In this set up, the process begins with coordinated management of any incidents or emergency situations by the different municipal centers. The second stage is implemented through information management and resilience analysis using the municipal platform, based on an open source and standards model, which brings the information and support tools together to analyze the city’s problems. The purpose of the urban resilience information and analysis platform is to provide a comprehensive overview of how the city is running by bringing together all the information considered critical or relevant from the different systems comprising it. Managing the city is a complex task due to the multiple operators involved and because, despite the obvious interdependencies between the different urban systems, they often manage their information separately. This platform opens up a new possibility of managing and sharing information with all the agencies involved and enables the joint analysis of data which, up to now, was impossible to correlate, thereby providing new information to support decision-making processes both at a strategic and operational level. Lastly, we have the resilience boards, which through the implementation projects to reduce any vulnerabilities detected, lessen the seriousness of any incidents and the likelihood of them happening again, and improve the city’s capacity to respond when faced with exceptional or emergency situations.

While work is being carried out on an operational level to implement direct action to prevent or reduce the city’s vulnerabilities, at a strategic level, Barcelona’s Resilience and Adaptation Plan, currently under development, will be the reference framework and road map for the deployment of the main lines of action and proactive resilience measures for the short, mid and long term.

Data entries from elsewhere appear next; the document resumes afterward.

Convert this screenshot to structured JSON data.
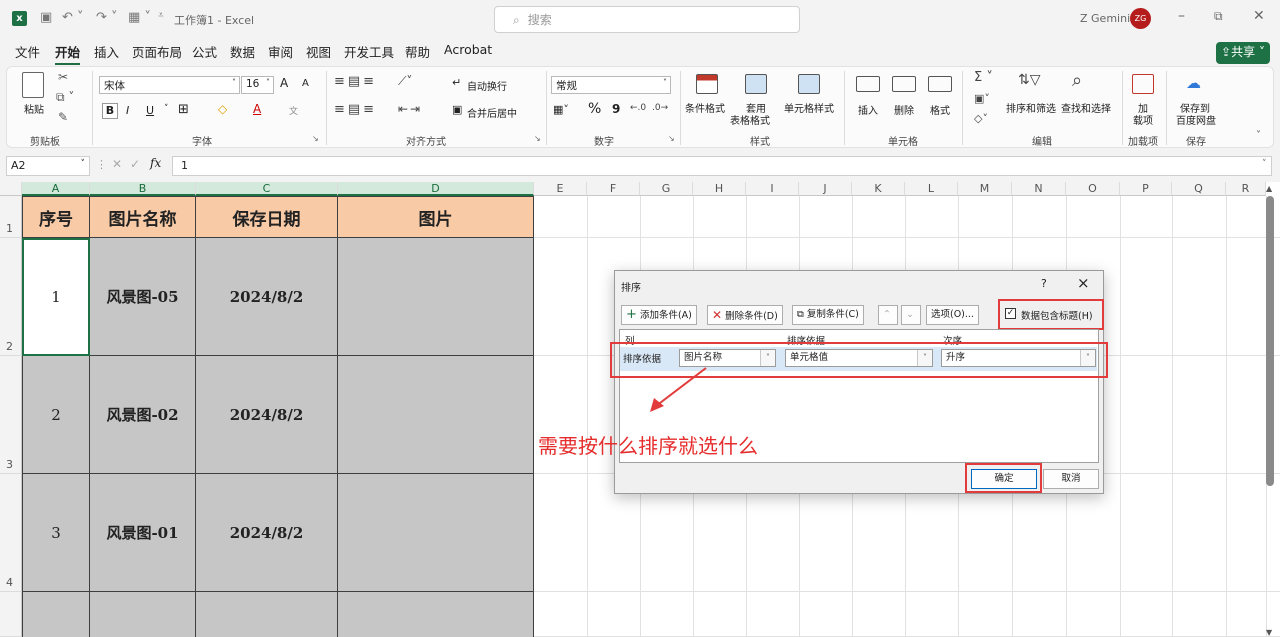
{
  "titlebar": {
    "workbook_title": "工作簿1 - Excel",
    "search_placeholder": "搜索",
    "user_name": "Z Gemini",
    "user_initials": "ZG"
  },
  "menu": {
    "file": "文件",
    "home": "开始",
    "insert": "插入",
    "page_layout": "页面布局",
    "formulas": "公式",
    "data": "数据",
    "review": "审阅",
    "view": "视图",
    "developer": "开发工具",
    "help": "帮助",
    "acrobat": "Acrobat",
    "share": "共享"
  },
  "ribbon": {
    "clipboard": {
      "paste": "粘贴",
      "group": "剪贴板"
    },
    "font": {
      "family": "宋体",
      "size": "16",
      "group": "字体",
      "bold": "B",
      "italic": "I",
      "underline": "U",
      "grow": "A",
      "shrink": "A",
      "phonetic": "文"
    },
    "alignment": {
      "wrap": "自动换行",
      "merge": "合并后居中",
      "group": "对齐方式"
    },
    "number": {
      "format": "常规",
      "percent": "%",
      "comma": "9",
      "group": "数字"
    },
    "styles": {
      "conditional": "条件格式",
      "table_1": "套用",
      "table_2": "表格格式",
      "cell_styles": "单元格样式",
      "group": "样式"
    },
    "cells": {
      "insert": "插入",
      "delete": "删除",
      "format": "格式",
      "group": "单元格"
    },
    "editing": {
      "sort_filter": "排序和筛选",
      "find_select": "查找和选择",
      "group": "编辑"
    },
    "addins": {
      "addin_1": "加",
      "addin_2": "载项",
      "group": "加载项"
    },
    "save": {
      "label_1": "保存到",
      "label_2": "百度网盘",
      "group": "保存"
    }
  },
  "formula_bar": {
    "name_box": "A2",
    "fx": "fx",
    "value": "1"
  },
  "columns": [
    "A",
    "B",
    "C",
    "D",
    "E",
    "F",
    "G",
    "H",
    "I",
    "J",
    "K",
    "L",
    "M",
    "N",
    "O",
    "P",
    "Q",
    "R"
  ],
  "rows": [
    "1",
    "2",
    "3",
    "4"
  ],
  "table": {
    "headers": [
      "序号",
      "图片名称",
      "保存日期",
      "图片"
    ],
    "rows": [
      [
        "1",
        "风景图-05",
        "2024/8/2",
        ""
      ],
      [
        "2",
        "风景图-02",
        "2024/8/2",
        ""
      ],
      [
        "3",
        "风景图-01",
        "2024/8/2",
        ""
      ]
    ]
  },
  "dialog": {
    "title": "排序",
    "help": "?",
    "close": "×",
    "add_level": "添加条件(A)",
    "delete_level": "删除条件(D)",
    "copy_level": "复制条件(C)",
    "options": "选项(O)...",
    "has_headers": "数据包含标题(H)",
    "has_headers_checked": true,
    "col_header": "列",
    "sort_on_header": "排序依据",
    "order_header": "次序",
    "row_label": "排序依据",
    "column_value": "图片名称",
    "sort_on_value": "单元格值",
    "order_value": "升序",
    "ok": "确定",
    "cancel": "取消"
  },
  "annotation": {
    "text": "需要按什么排序就选什么",
    "color": "#e62d2d"
  },
  "colors": {
    "accent": "#1e7145",
    "header_fill": "#f8cba6",
    "data_fill": "#c6c6c6",
    "highlight": "#e23b3b"
  }
}
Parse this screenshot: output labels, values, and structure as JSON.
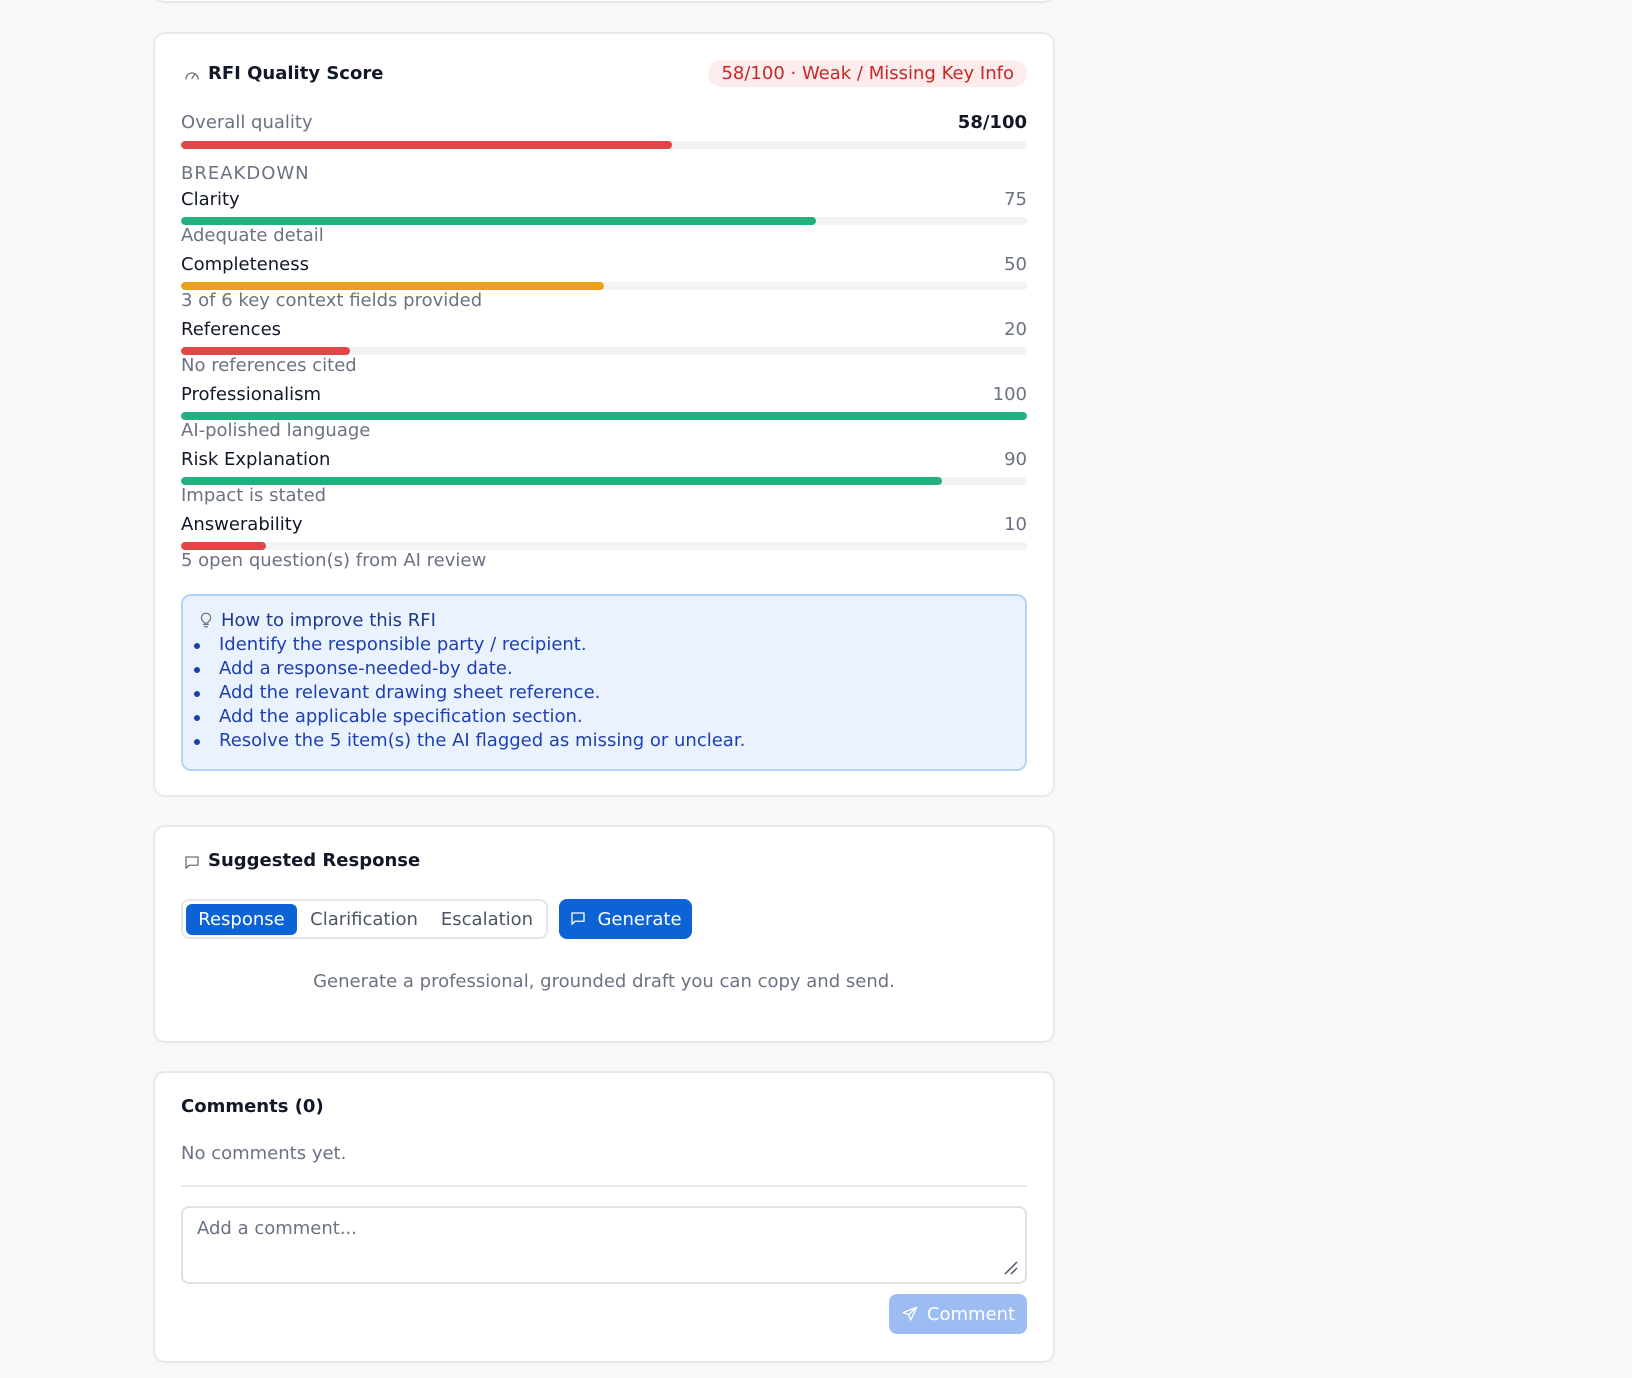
{
  "quality": {
    "title": "RFI Quality Score",
    "badge": "58/100 · Weak / Missing Key Info",
    "overall_label": "Overall quality",
    "overall_value": "58/100",
    "overall_score": 58,
    "breakdown_heading": "BREAKDOWN",
    "items": [
      {
        "label": "Clarity",
        "value": "75",
        "score": 75,
        "note": "Adequate detail",
        "color": "#22b07d"
      },
      {
        "label": "Completeness",
        "value": "50",
        "score": 50,
        "note": "3 of 6 key context fields provided",
        "color": "#e8a21a"
      },
      {
        "label": "References",
        "value": "20",
        "score": 20,
        "note": "No references cited",
        "color": "#e04646"
      },
      {
        "label": "Professionalism",
        "value": "100",
        "score": 100,
        "note": "AI-polished language",
        "color": "#22b07d"
      },
      {
        "label": "Risk Explanation",
        "value": "90",
        "score": 90,
        "note": "Impact is stated",
        "color": "#22b07d"
      },
      {
        "label": "Answerability",
        "value": "10",
        "score": 10,
        "note": "5 open question(s) from AI review",
        "color": "#e04646"
      }
    ],
    "overall_color": "#e04646",
    "tips": {
      "title": "How to improve this RFI",
      "items": [
        "Identify the responsible party / recipient.",
        "Add a response-needed-by date.",
        "Add the relevant drawing sheet reference.",
        "Add the applicable specification section.",
        "Resolve the 5 item(s) the AI flagged as missing or unclear."
      ]
    }
  },
  "suggested": {
    "title": "Suggested Response",
    "tabs": [
      "Response",
      "Clarification",
      "Escalation"
    ],
    "active_tab": "Response",
    "generate_label": "Generate",
    "hint": "Generate a professional, grounded draft you can copy and send."
  },
  "comments": {
    "title": "Comments (0)",
    "empty": "No comments yet.",
    "placeholder": "Add a comment...",
    "submit_label": "Comment"
  },
  "colors": {
    "accent": "#0b63d6",
    "good": "#22b07d",
    "warn": "#e8a21a",
    "bad": "#e04646"
  }
}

For this purpose we’re working to improve the knowledge on how impacts derived from climate change are going to affect us at a local scale and identifying adaptation measures we need to implement in order to minimize their impact. RESCCUE project offers a great opportunity to deepen on this knowledge and for collaboration with cutting edge institutions that can help us develop innovative tools and models, aimed at improving the knowledge on how climate impacts affect us with a musltisistemic approach, evaluating interdependencies and possible cascading effects.